areas by adding other Roadless Area designations. It removed from roadless designation approximately 142,000 acres that were substantially altered by road construction or timber harvest conducted during periods when the Tongass National Forest was exempted from the 2001 Roadless Rule.
Alternative 2 also would have added 110,000 acres of unroaded lands as Alaska Roadless Areas that were not designated by the 2001 Rule, and by extension, remained undesignated in Alternative 1 (the 2020 Rule).
Now, Alternative 2 was designated the Environmentally Preferable Alternative
As described in the 2020 Alaska Roadless Rule decision, Alternative 2 has been determined to be the environmentally preferred alternative, although the environmental benefits of Alternative 2 in comparison to Alternative 1 are minor. While Alternative 2 would designate and manage slightly fewer acres (approximately 32,000 acres) as Alaska Roadless Areas relative to the acres of Inventoried Roadless in Alternative 1, it would increase conservation of roadless characteristics and values because all the acres designated and managed as Alaska Roadless Areas under Alternative 2 are undeveloped at this time. Specifically, Alternative 2 would remove the roadless designation from 142,000 acres that are designated as Inventoried Roadless Areas under Alternative 1, but have already been roaded, harvested, or substantially altered, and therefore do not currently possess the roadless characteristics and values the 2001 Roadless Rule is intended to conserve. At the same time, Alternative 2 would designate as Alaska Roadless Areas approximately 110,000 acres that are undeveloped land but that were not designated as Inventoried Roadless Areas under the 2001 Rule and, by extension, are not designated as such in Alternative 1. Alternative 2 limits timber harvest opportunities, road construction, and road reconstruction, on the most acres of undeveloped land out of all the alternatives considered.

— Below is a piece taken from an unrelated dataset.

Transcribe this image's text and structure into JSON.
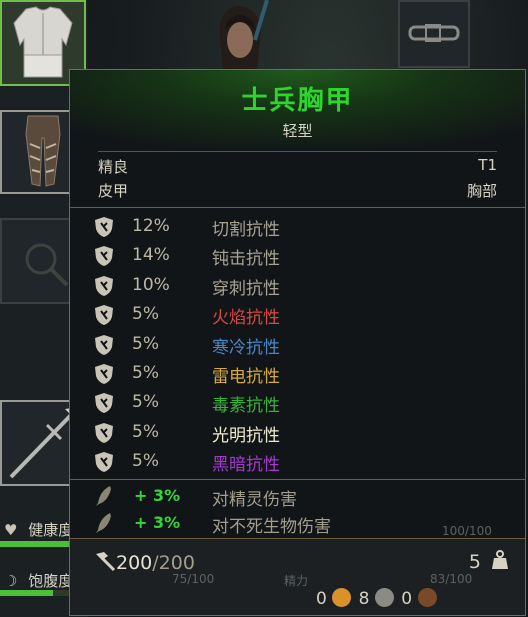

All other action alternatives considered in the 2020 FEIS involve sizeable roadless area reductions. For this reason, Alternative 2 is the environmentally preferred alternative.
For those of you who aren’t familiar with this stuff, the 2001 Rule included lands that were logged and roaded, because of the problems with the maps at the time and the process that they used (including being in a hurry). Knowing that, they put an exception in the 2001 Rule for these areas (the term of art is “substantially altered” but you can substitute Roaded Roadless without any loss of meaning.)
If you look at §294.12, you’ll find that you can maintain classified roads in roadless areas, and also reconstruct them but only if there are environmental threats.
and for timber harvest §294.13 (b) 4: Roadless characteristics have been substantially altered in a portion of an inventoried roadless area due to the construction of a classified road and subsequent timber harvest. Both the road construction and subsequent timber harvest must have occurred after the area was designated an inventoried roadless area and prior to January 12, 2001. Timber may be cut, sold, or removed only in the substantially altered portion of the inventoried roadless area.
In simple language, the 2001 Rule allows continued maintenance of roads (and reconstruction for environmental problems) and timber harvest on “substantially altered acres.”
So back to Alternative 2. It sounds like the idea was to swap out “Roaded Roadless” for new “Unroaded Roadless ” acres. This is what the Colorado Rule did. Given that explanation, let’s go back to why Alternative 2 was designated environmentally preferred . It would take the 142K acres already roaded, harvested, and substantially altered out, and designate 110K new Unroaded Unharvested acres to put under new Roadless protection. So that is how the Department concluded:
Alternative 2 limits timber harvest opportunities, road construction, and road reconstruction, on the most acres of undeveloped land out of all the alternatives considered.
My next post will talk about the Department’s stated rationale for not selecting the environmentally preferable alternative in this case.
If you have any questions or corrections please put them in the comments. This is complicated stuff!